From the records, pick out and copy each line containing "ABACATE".

SUPPLIED DATA ▸
- - -

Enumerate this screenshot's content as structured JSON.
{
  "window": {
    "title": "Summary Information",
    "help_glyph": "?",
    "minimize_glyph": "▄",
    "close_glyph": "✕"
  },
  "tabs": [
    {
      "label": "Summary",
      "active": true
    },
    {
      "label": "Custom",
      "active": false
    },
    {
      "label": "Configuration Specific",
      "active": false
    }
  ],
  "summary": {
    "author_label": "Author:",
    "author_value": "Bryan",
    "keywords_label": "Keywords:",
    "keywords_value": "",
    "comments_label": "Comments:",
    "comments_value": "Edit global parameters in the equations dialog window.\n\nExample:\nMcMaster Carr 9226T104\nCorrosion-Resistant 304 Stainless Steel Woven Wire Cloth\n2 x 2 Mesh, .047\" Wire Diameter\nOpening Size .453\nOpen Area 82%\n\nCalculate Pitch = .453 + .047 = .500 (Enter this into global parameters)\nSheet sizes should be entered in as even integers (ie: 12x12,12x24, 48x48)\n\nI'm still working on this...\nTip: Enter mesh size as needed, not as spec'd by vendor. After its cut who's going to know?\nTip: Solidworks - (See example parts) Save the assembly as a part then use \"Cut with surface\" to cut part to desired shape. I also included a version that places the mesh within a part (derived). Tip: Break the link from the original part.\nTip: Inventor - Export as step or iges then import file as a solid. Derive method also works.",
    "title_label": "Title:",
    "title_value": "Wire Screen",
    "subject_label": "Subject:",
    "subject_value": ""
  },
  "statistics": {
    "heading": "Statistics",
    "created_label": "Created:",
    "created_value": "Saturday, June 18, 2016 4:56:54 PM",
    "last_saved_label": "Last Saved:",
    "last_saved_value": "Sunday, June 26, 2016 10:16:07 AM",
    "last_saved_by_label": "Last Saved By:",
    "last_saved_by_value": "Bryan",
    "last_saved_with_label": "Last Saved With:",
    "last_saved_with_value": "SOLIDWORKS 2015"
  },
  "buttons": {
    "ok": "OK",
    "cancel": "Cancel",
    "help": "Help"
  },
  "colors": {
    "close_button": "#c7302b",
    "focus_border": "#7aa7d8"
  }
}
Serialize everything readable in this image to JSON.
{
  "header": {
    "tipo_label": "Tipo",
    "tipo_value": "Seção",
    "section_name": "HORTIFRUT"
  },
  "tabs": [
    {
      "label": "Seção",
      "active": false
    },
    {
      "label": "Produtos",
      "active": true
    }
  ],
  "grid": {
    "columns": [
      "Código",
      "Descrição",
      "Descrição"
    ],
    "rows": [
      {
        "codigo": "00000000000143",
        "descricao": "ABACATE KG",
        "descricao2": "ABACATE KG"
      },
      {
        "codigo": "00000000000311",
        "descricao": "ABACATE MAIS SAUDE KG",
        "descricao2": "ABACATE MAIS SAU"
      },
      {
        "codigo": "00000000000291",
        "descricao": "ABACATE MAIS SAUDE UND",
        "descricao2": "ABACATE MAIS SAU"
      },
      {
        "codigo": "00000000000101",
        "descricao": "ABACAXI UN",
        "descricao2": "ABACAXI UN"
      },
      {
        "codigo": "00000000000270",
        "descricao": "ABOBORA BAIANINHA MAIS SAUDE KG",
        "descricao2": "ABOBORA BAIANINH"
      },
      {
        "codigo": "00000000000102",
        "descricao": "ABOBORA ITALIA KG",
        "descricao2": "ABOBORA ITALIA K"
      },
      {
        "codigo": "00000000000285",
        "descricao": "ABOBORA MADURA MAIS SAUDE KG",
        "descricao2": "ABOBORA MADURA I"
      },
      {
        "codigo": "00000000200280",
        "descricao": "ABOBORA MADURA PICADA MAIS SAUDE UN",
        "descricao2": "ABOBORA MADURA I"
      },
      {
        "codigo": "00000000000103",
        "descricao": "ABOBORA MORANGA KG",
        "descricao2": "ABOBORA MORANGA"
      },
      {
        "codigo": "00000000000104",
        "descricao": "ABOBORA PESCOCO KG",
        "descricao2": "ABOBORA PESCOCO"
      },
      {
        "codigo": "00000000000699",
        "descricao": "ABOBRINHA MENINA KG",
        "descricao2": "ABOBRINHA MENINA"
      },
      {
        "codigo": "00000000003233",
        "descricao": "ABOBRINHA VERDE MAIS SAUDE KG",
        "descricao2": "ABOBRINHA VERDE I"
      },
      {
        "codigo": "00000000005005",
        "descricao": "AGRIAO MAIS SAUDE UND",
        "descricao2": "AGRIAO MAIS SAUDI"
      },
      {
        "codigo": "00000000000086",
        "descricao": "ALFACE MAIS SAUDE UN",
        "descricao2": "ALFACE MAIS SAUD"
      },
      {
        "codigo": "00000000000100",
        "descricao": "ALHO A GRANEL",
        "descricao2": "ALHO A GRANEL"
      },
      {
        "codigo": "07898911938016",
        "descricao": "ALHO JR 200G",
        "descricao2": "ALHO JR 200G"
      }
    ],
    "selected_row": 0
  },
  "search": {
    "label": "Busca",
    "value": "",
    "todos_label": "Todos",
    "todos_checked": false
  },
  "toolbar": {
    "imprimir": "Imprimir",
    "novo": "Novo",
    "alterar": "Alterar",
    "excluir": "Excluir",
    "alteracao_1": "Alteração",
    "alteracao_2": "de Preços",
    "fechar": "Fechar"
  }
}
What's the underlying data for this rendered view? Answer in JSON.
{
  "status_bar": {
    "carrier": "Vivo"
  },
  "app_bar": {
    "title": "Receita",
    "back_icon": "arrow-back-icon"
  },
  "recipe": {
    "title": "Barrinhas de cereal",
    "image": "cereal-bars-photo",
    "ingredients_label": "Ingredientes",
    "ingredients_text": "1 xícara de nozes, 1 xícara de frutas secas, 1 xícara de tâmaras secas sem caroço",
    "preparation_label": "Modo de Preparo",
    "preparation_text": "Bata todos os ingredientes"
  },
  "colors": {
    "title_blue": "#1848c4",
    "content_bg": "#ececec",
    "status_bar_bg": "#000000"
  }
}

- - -

SOLUTION FOR THIS PROBLEM ▸
        "descricao": "ABACATE KG",
        "descricao2": "ABACATE KG"
        "descricao": "ABACATE MAIS SAUDE KG",
        "descricao2": "ABACATE MAIS SAU"
        "descricao": "ABACATE MAIS SAUDE UND",
        "descricao2": "ABACATE MAIS SAU"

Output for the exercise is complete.